-- Source records follows --

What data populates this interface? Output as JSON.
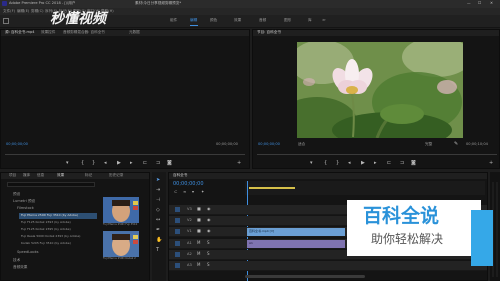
{
  "app": {
    "title": "Adobe Premiere Pro CC 2018 - [\\\\用户",
    "doc_title": "素材\\今日分享视频剪辑预览*",
    "logo_text": "秒懂视频",
    "menu": [
      "文件(F)",
      "编辑(E)",
      "剪辑(C)",
      "序列(S)",
      "标记(M)",
      "图形(G)",
      "窗口(W)",
      "帮助(H)"
    ]
  },
  "workspaces": [
    "组件",
    "编辑",
    "颜色",
    "效果",
    "音频",
    "图形",
    "库",
    "≫"
  ],
  "source_panel": {
    "tabs": [
      "源: 百科全书.mp4",
      "效果控件",
      "音频剪辑混合器: 百科全书",
      "元数据"
    ],
    "timecode_left": "00;00;00;00",
    "timecode_right": "00;00;00;00"
  },
  "program_panel": {
    "tab": "节目: 百科全书",
    "timecode_left": "00;00;00;00",
    "fit_label": "适合",
    "quality_label": "完整",
    "timecode_right": "00;00;10;04"
  },
  "project_panel": {
    "tabs": [
      "项目",
      "媒体",
      "信息",
      "效果",
      "标记",
      "历史记录"
    ],
    "items": [
      "预设",
      "Lumetri 预设",
      "Filmstock",
      "Fuji Eterna 250D Fuji 3510 (by Adobe)",
      "Fuji F125 Kodak 2393 (by Adobe)",
      "Fuji F125 Kodak 2395 (by Adobe)",
      "Fuji Reala 500D Kodak 2393 (by Adobe)",
      "Kodak 5205 Fuji 3510 (by Adobe)",
      "SpeedLooks",
      "技术",
      "音频效果"
    ],
    "thumb_captions": [
      "Fuji Eterna 250D Fuji 3510",
      "Fuji Eterna 250D Kodak 2"
    ]
  },
  "timeline": {
    "tab": "百科全书",
    "timecode": "00;00;00;00",
    "tracks_video": [
      "V3",
      "V2",
      "V1"
    ],
    "tracks_audio": [
      "A1",
      "A2",
      "A3"
    ],
    "video_clip_label": "百科全书.mp4 [V]",
    "audio_clip_label": "A1"
  },
  "watermark": {
    "title": "百科全说",
    "subtitle": "助你轻松解决"
  },
  "colors": {
    "accent": "#3f8fe0",
    "timeline_yellow": "#d6c04a",
    "clip_blue": "#5a8fc4",
    "watermark_bg": "#35a8e8"
  }
}
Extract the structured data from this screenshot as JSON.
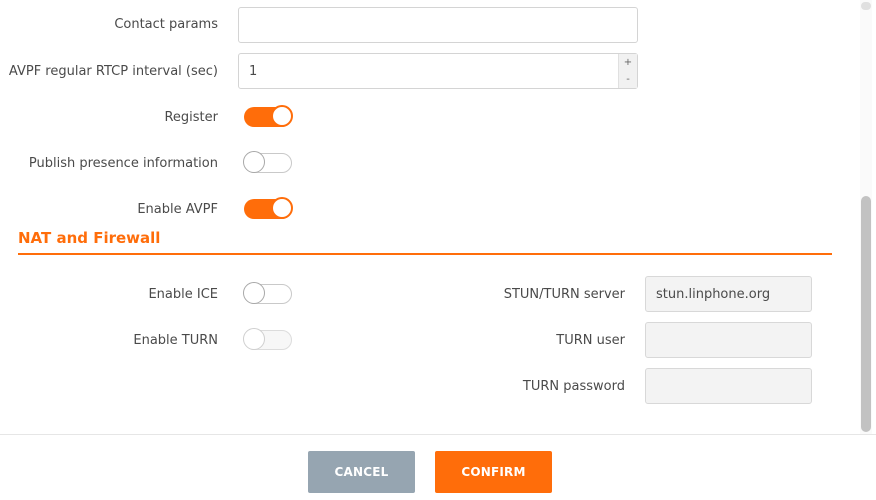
{
  "sip_settings": {
    "contact_params": {
      "label": "Contact params",
      "value": ""
    },
    "avpf_interval": {
      "label": "AVPF regular RTCP interval (sec)",
      "value": "1",
      "inc": "+",
      "dec": "-"
    },
    "register": {
      "label": "Register",
      "enabled": true
    },
    "publish_presence": {
      "label": "Publish presence information",
      "enabled": false
    },
    "enable_avpf": {
      "label": "Enable AVPF",
      "enabled": true
    }
  },
  "nat_firewall": {
    "title": "NAT and Firewall",
    "enable_ice": {
      "label": "Enable ICE",
      "enabled": false
    },
    "enable_turn": {
      "label": "Enable TURN",
      "enabled": false,
      "disabled": true
    },
    "stun_turn_server": {
      "label": "STUN/TURN server",
      "value": "stun.linphone.org"
    },
    "turn_user": {
      "label": "TURN user",
      "value": ""
    },
    "turn_password": {
      "label": "TURN password",
      "value": ""
    }
  },
  "footer": {
    "cancel_label": "CANCEL",
    "confirm_label": "CONFIRM"
  },
  "colors": {
    "accent": "#ff6d0a",
    "cancel": "#96a5b1"
  }
}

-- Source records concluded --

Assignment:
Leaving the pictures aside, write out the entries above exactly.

Solution to this task:
What data populates this interface? Output as JSON.
{
  "app": {
    "title": "Adobe Premiere Pro CC 2018 - [\\\\用户",
    "doc_title": "素材\\今日分享视频剪辑预览*",
    "logo_text": "秒懂视频",
    "menu": [
      "文件(F)",
      "编辑(E)",
      "剪辑(C)",
      "序列(S)",
      "标记(M)",
      "图形(G)",
      "窗口(W)",
      "帮助(H)"
    ]
  },
  "workspaces": [
    "组件",
    "编辑",
    "颜色",
    "效果",
    "音频",
    "图形",
    "库",
    "≫"
  ],
  "source_panel": {
    "tabs": [
      "源: 百科全书.mp4",
      "效果控件",
      "音频剪辑混合器: 百科全书",
      "元数据"
    ],
    "timecode_left": "00;00;00;00",
    "timecode_right": "00;00;00;00"
  },
  "program_panel": {
    "tab": "节目: 百科全书",
    "timecode_left": "00;00;00;00",
    "fit_label": "适合",
    "quality_label": "完整",
    "timecode_right": "00;00;10;04"
  },
  "project_panel": {
    "tabs": [
      "项目",
      "媒体",
      "信息",
      "效果",
      "标记",
      "历史记录"
    ],
    "items": [
      "预设",
      "Lumetri 预设",
      "Filmstock",
      "Fuji Eterna 250D Fuji 3510 (by Adobe)",
      "Fuji F125 Kodak 2393 (by Adobe)",
      "Fuji F125 Kodak 2395 (by Adobe)",
      "Fuji Reala 500D Kodak 2393 (by Adobe)",
      "Kodak 5205 Fuji 3510 (by Adobe)",
      "SpeedLooks",
      "技术",
      "音频效果"
    ],
    "thumb_captions": [
      "Fuji Eterna 250D Fuji 3510",
      "Fuji Eterna 250D Kodak 2"
    ]
  },
  "timeline": {
    "tab": "百科全书",
    "timecode": "00;00;00;00",
    "tracks_video": [
      "V3",
      "V2",
      "V1"
    ],
    "tracks_audio": [
      "A1",
      "A2",
      "A3"
    ],
    "video_clip_label": "百科全书.mp4 [V]",
    "audio_clip_label": "A1"
  },
  "watermark": {
    "title": "百科全说",
    "subtitle": "助你轻松解决"
  },
  "colors": {
    "accent": "#3f8fe0",
    "timeline_yellow": "#d6c04a",
    "clip_blue": "#5a8fc4",
    "watermark_bg": "#35a8e8"
  }
}
Extract the structured data from this screenshot as JSON.
{
  "sip_settings": {
    "contact_params": {
      "label": "Contact params",
      "value": ""
    },
    "avpf_interval": {
      "label": "AVPF regular RTCP interval (sec)",
      "value": "1",
      "inc": "+",
      "dec": "-"
    },
    "register": {
      "label": "Register",
      "enabled": true
    },
    "publish_presence": {
      "label": "Publish presence information",
      "enabled": false
    },
    "enable_avpf": {
      "label": "Enable AVPF",
      "enabled": true
    }
  },
  "nat_firewall": {
    "title": "NAT and Firewall",
    "enable_ice": {
      "label": "Enable ICE",
      "enabled": false
    },
    "enable_turn": {
      "label": "Enable TURN",
      "enabled": false,
      "disabled": true
    },
    "stun_turn_server": {
      "label": "STUN/TURN server",
      "value": "stun.linphone.org"
    },
    "turn_user": {
      "label": "TURN user",
      "value": ""
    },
    "turn_password": {
      "label": "TURN password",
      "value": ""
    }
  },
  "footer": {
    "cancel_label": "CANCEL",
    "confirm_label": "CONFIRM"
  },
  "colors": {
    "accent": "#ff6d0a",
    "cancel": "#96a5b1"
  }
}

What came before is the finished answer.